Combined with the subway, bus transportation allows a way to by pass the traffic jams that plague Seoul.
United States Army Corps of Engineers built numerous airports built in and around Seoul during and after the Korea War.
Climate In common with the rest of South Korea, Seoul has a temperate and continental climate, despite water surrounding South Korea on three sides.
During the colonization period, Japan demolished many historical parts of Seoul.
Seoul has the largest number of skyscrapers in Asia.
The history of Seoul traces to 18 B.C.E.
Taekwondo constitutes Korea's national sport, Seoul serving as the location of the Kukkiwon, also known as the World Taekwondo Federation (WTF), the world headquarters of Taekwondo.
Seoul links to Incheon and Gimpo by highways, Gimpo also joins Seoul by subway (line #5).
During the Goryeo Dynasty, Seoul had the name Hanseong, picking up the current name during the Joseon Dynasty, designated Seoul.
Designated the status of a Special City, the national government directly administers Seoul.
Urban and civil planning played a key role in the first designs of Seoul as a capital in the fourteenth century, when Korean society was strictly structured as a classed society.
Just as in the Joseon Dynasty period, when yangban seeking office came to Seoul, students flock to Seoul's colleges.
Seoul, an ancient city, served as the historic capital of the Baekje Dynasty (18 B.C.E.
Seoul's most important streetcar line ran along Jongno until replaced by Line 1 of the subway system in the early 1970s.
Railroad connects Seoul to every major city in Korea.
Seoul, one of the world's most densely populated major cities, covers an area of only 605 square kilometers, smaller than New York City or Tokyo.
Almost one fourth of South Korea's population lives in the Seoul National Capital Area, and nearly one half in the Greater Seoul Area.
Today, an estimated 200,000 foreign nationals live in Seoul.
The largest city in South Korea with over ten million people, Seoul also numbers among the largest cities in the world.
Seoul is the capital and largest city in South Korea and considered a megacity because it has a population of over ten million people, with nearly half of its 10,208,302 people residing in the National Capital Area (which also includes Incheon and Gyeonggi.Oct 8, 2017
The population of Seoul in 2016 is estimated at 10.29 million, although this is just the population of the Special City, which has a density of about 17,000 people per square kilometer (45,000/square mile). The sprawling metropolitan area is much larger at 25.6 million.Oct 20, 2017
1. Myeongdong: For the compulsive shoppers and late-night snackers1a. ibis Styles Ambassador Seoul Myeongdong.1b. The Westin Chosun Hotel Seoul.2a. Hotel The Designers Hongdae.2b. MONO HOUSE Hongdae.3a. Park Hyatt Seoul.3b. Aloft Seoul Gangnam.4a. Imperial Palace Boutique Hotel.4b. Grand Hyatt Seoul.More items...
Gangnam: For First Impressions.
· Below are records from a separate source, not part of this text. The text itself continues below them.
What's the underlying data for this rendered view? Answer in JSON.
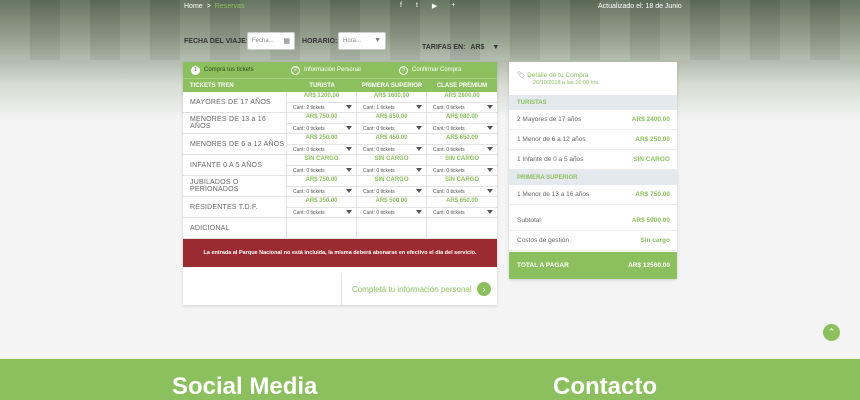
{
  "topbar": {
    "breadcrumb": {
      "home": "Home",
      "separator": ">",
      "current": "Reservas"
    },
    "social_icons": [
      "facebook-icon",
      "twitter-icon",
      "youtube-icon",
      "plus-icon"
    ],
    "updated": "Actualizado el: 18 de Junio"
  },
  "filters": {
    "date_label": "FECHA DEL VIAJE:",
    "date_placeholder": "Fecha...",
    "time_label": "HORARIO:",
    "time_placeholder": "Hora...",
    "currency_label": "TARIFAS EN:",
    "currency_value": "AR$"
  },
  "steps": [
    {
      "num": "1",
      "label": "Comprá tus tickets"
    },
    {
      "num": "2",
      "label": "Información Personal"
    },
    {
      "num": "3",
      "label": "Confirmar Compra"
    }
  ],
  "table": {
    "headers": [
      "TICKETS TREN",
      "TURISTA",
      "PRIMERA SUPERIOR",
      "CLASE PREMIUM"
    ],
    "rows": [
      {
        "label": "MAYORES DE 17 AÑOS",
        "cells": [
          {
            "price": "AR$ 1200.00",
            "qty": "Cant: 2 tickets"
          },
          {
            "price": "AR$ 1600.00",
            "qty": "Cant: 1 tickets"
          },
          {
            "price": "AR$ 2800.00",
            "qty": "Cant: 0 tickets"
          }
        ]
      },
      {
        "label": "MENORES DE 13 a 16 AÑOS",
        "cells": [
          {
            "price": "AR$ 750.00",
            "qty": "Cant: 0 tickets"
          },
          {
            "price": "AR$ 850.00",
            "qty": "Cant: 0 tickets"
          },
          {
            "price": "AR$ 980.00",
            "qty": "Cant: 0 tickets"
          }
        ]
      },
      {
        "label": "MENORES DE 6 a 12 AÑOS",
        "cells": [
          {
            "price": "AR$ 250.00",
            "qty": "Cant: 0 tickets"
          },
          {
            "price": "AR$ 450.00",
            "qty": "Cant: 0 tickets"
          },
          {
            "price": "AR$ 650.00",
            "qty": "Cant: 0 tickets"
          }
        ]
      },
      {
        "label": "INFANTE 0 A 5 AÑOS",
        "cells": [
          {
            "price": "SIN CARGO",
            "qty": "Cant: 0 tickets"
          },
          {
            "price": "SIN CARGO",
            "qty": "Cant: 0 tickets"
          },
          {
            "price": "SIN CARGO",
            "qty": "Cant: 0 tickets"
          }
        ]
      },
      {
        "label": "JUBILADOS O PERIONADOS",
        "cells": [
          {
            "price": "AR$ 750.00",
            "qty": "Cant: 0 tickets"
          },
          {
            "price": "SIN CARGO",
            "qty": "Cant: 0 tickets"
          },
          {
            "price": "SIN CARGO",
            "qty": "Cant: 0 tickets"
          }
        ]
      },
      {
        "label": "RESIDENTES T.D.F.",
        "cells": [
          {
            "price": "AR$ 350.00",
            "qty": "Cant: 0 tickets"
          },
          {
            "price": "AR$ 500.00",
            "qty": "Cant: 0 tickets"
          },
          {
            "price": "AR$ 650.00",
            "qty": "Cant: 0 tickets"
          }
        ]
      },
      {
        "label": "ADICIONAL",
        "cells": [
          {},
          {},
          {}
        ]
      }
    ]
  },
  "notice": "La entrada al Parque Nacional no está incluida, la misma deberá abonarse en efectivo el día del servicio.",
  "next_label": "Completá tu información personal",
  "summary": {
    "title": "Detalle de tu Compra",
    "date": "26/10/2018 a las 16:00 hrs.",
    "sections": [
      {
        "name": "TURISTAS",
        "lines": [
          {
            "label": "2 Mayores de 17 años",
            "value": "AR$ 2400.00"
          },
          {
            "label": "1 Menor de 6 a 12 años",
            "value": "AR$ 250.00"
          },
          {
            "label": "1 Infante de 0 a 5 años",
            "value": "SIN CARGO"
          }
        ]
      },
      {
        "name": "PRIMERA SUPERIOR",
        "lines": [
          {
            "label": "1 Menor de 13 a 16 años",
            "value": "AR$ 750.00"
          }
        ]
      }
    ],
    "subtotal_label": "Subtotal",
    "subtotal_value": "AR$ 5900.00",
    "fees_label": "Costos de gestión",
    "fees_value": "Sin cargo",
    "total_label": "TOTAL A PAGAR",
    "total_value": "AR$ 12560.00"
  },
  "footer": {
    "social_heading": "Social Media",
    "contact_heading": "Contacto"
  },
  "colors": {
    "accent": "#8cc05e",
    "notice": "#9b2b31",
    "section_bg": "#e4e9ee"
  }
}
Visitors flock to Gangnam to see Seoul at its most metropolitan. ... Insadong: For Art. ... Myeongdong: For Boutique Shopping. ... Itaewon: For Expats. ... Hongdae: For Trendsetters. ... Jamsil: For Families and Sports Fans. ... Apgujeong: For Luxury Shopping. ... Namdaemun: For History and Culture.